Data records for software interfaces

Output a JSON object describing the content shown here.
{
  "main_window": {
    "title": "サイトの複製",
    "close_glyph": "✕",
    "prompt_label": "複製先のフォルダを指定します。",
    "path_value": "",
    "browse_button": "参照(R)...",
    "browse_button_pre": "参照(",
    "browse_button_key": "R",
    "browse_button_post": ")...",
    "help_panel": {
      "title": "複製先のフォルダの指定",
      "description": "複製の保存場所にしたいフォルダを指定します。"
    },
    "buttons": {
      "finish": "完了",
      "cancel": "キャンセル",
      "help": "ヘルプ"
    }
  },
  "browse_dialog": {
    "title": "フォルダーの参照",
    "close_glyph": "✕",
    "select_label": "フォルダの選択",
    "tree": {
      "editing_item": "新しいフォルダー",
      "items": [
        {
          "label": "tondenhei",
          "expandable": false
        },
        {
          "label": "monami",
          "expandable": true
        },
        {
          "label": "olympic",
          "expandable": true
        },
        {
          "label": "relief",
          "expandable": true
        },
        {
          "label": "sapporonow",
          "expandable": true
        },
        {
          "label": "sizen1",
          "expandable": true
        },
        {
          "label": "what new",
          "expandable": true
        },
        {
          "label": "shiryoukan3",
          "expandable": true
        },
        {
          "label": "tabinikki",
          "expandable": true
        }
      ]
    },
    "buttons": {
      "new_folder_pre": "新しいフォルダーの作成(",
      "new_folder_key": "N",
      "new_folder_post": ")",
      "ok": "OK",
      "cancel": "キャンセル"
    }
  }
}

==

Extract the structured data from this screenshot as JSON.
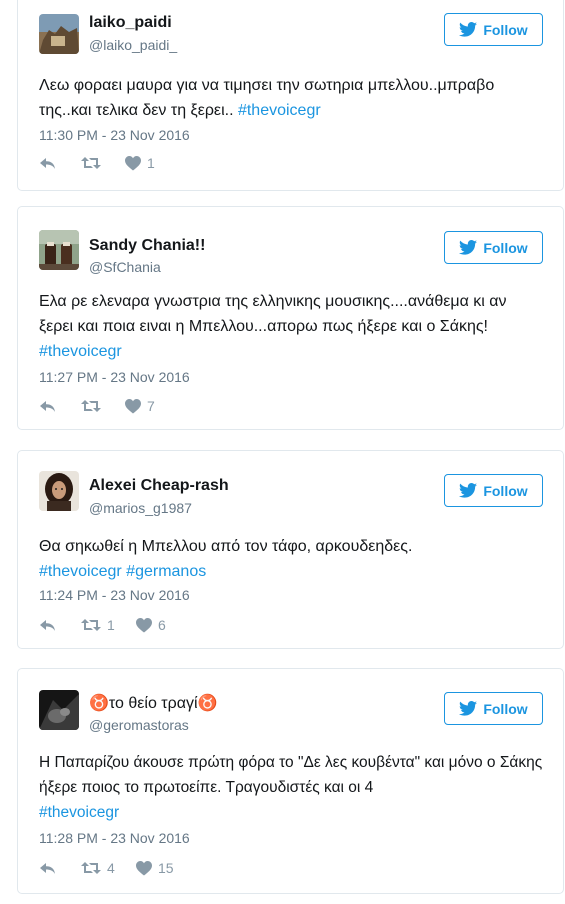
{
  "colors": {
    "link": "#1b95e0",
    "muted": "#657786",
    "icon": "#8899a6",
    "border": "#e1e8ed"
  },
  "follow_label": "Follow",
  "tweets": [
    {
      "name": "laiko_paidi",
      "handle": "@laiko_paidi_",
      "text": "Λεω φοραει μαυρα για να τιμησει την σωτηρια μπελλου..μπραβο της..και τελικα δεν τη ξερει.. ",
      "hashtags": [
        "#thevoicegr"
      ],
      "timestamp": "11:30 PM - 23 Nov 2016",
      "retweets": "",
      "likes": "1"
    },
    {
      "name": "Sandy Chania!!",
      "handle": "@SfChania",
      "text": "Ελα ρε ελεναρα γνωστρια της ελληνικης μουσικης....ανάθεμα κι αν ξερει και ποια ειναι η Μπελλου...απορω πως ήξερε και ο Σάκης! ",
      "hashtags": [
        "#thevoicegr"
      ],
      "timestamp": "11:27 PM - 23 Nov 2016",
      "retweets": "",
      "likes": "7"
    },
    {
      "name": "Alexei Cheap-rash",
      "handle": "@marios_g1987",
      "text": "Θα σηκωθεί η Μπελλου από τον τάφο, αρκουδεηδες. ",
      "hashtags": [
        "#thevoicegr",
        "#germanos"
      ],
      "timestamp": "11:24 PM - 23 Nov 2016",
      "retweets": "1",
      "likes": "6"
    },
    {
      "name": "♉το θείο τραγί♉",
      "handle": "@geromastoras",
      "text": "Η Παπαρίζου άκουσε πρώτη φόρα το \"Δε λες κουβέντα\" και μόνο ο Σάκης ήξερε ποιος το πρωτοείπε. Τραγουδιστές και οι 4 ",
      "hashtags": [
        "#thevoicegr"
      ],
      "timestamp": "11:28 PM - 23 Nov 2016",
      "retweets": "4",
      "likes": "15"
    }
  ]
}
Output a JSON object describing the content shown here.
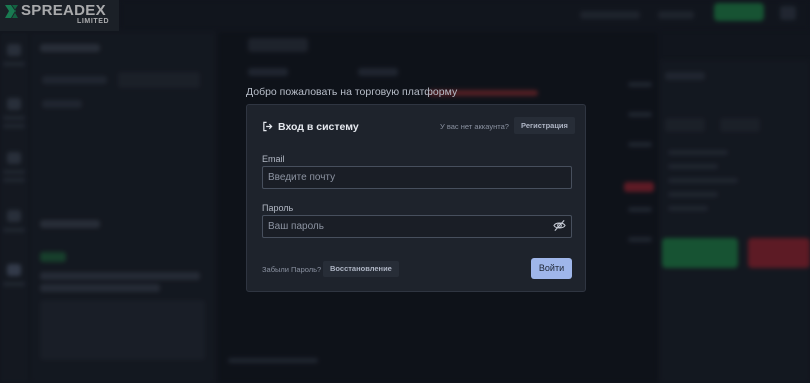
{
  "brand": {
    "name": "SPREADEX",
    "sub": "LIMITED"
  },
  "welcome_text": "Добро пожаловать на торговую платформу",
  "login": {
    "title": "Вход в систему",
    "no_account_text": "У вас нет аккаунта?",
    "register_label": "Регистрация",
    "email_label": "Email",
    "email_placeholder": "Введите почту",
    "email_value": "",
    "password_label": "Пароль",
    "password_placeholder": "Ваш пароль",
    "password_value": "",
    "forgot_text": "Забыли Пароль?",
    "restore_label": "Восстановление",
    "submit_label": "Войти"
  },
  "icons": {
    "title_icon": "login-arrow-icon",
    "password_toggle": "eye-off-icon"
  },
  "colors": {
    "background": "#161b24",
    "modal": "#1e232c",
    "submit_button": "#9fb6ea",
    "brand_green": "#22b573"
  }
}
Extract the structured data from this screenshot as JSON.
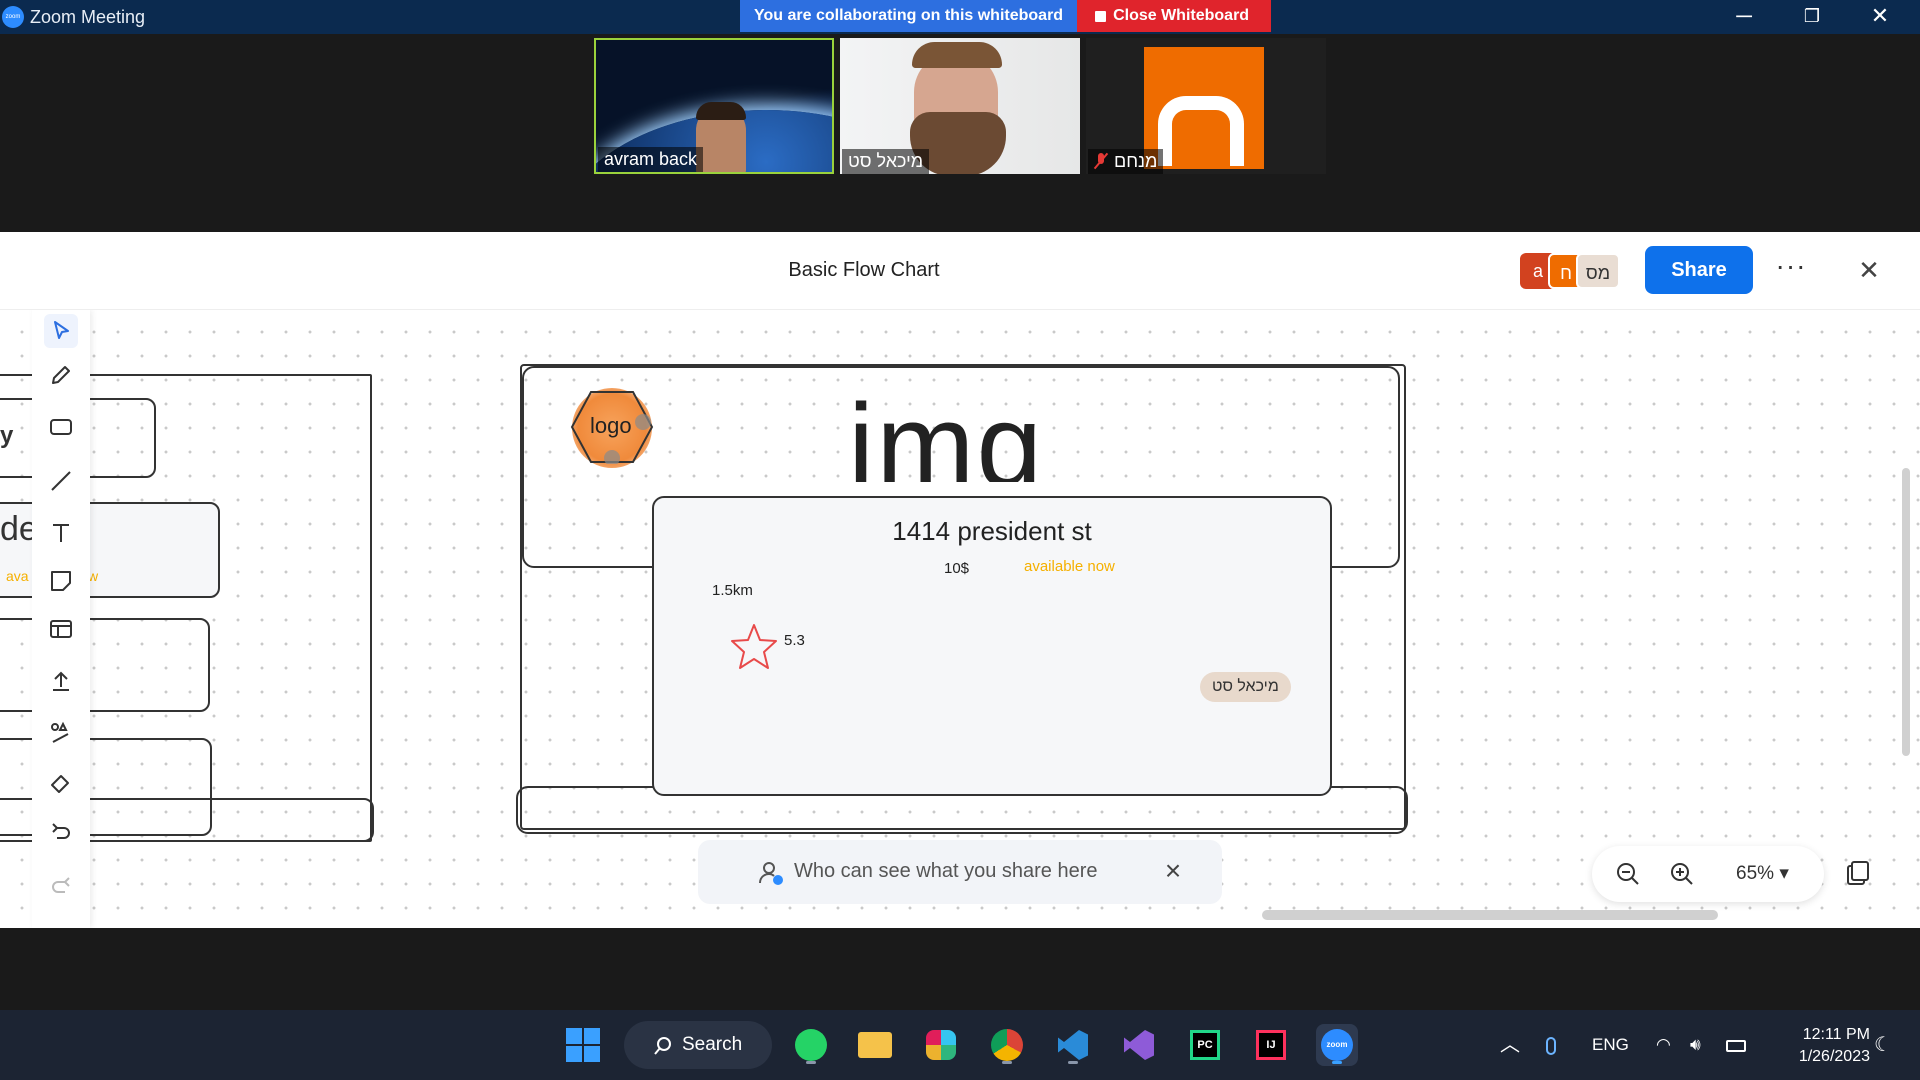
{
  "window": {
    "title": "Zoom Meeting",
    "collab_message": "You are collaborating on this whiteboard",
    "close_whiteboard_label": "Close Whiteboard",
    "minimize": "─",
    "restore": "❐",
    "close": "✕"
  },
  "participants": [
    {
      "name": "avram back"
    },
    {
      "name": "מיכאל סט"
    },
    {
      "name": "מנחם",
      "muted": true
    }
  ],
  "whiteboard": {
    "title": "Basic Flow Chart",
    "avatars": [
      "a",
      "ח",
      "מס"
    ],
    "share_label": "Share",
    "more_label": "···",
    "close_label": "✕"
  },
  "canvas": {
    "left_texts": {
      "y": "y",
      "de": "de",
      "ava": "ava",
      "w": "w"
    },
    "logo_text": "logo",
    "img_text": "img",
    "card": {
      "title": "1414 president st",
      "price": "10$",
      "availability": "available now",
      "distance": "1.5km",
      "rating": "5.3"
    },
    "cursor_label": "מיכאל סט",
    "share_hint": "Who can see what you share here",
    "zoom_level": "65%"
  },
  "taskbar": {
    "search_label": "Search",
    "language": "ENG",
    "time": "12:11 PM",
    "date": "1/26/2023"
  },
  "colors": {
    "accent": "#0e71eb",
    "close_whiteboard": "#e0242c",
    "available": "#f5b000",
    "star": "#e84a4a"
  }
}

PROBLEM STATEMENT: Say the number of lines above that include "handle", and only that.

RESPONSE FOR THIS EXERCISE: 4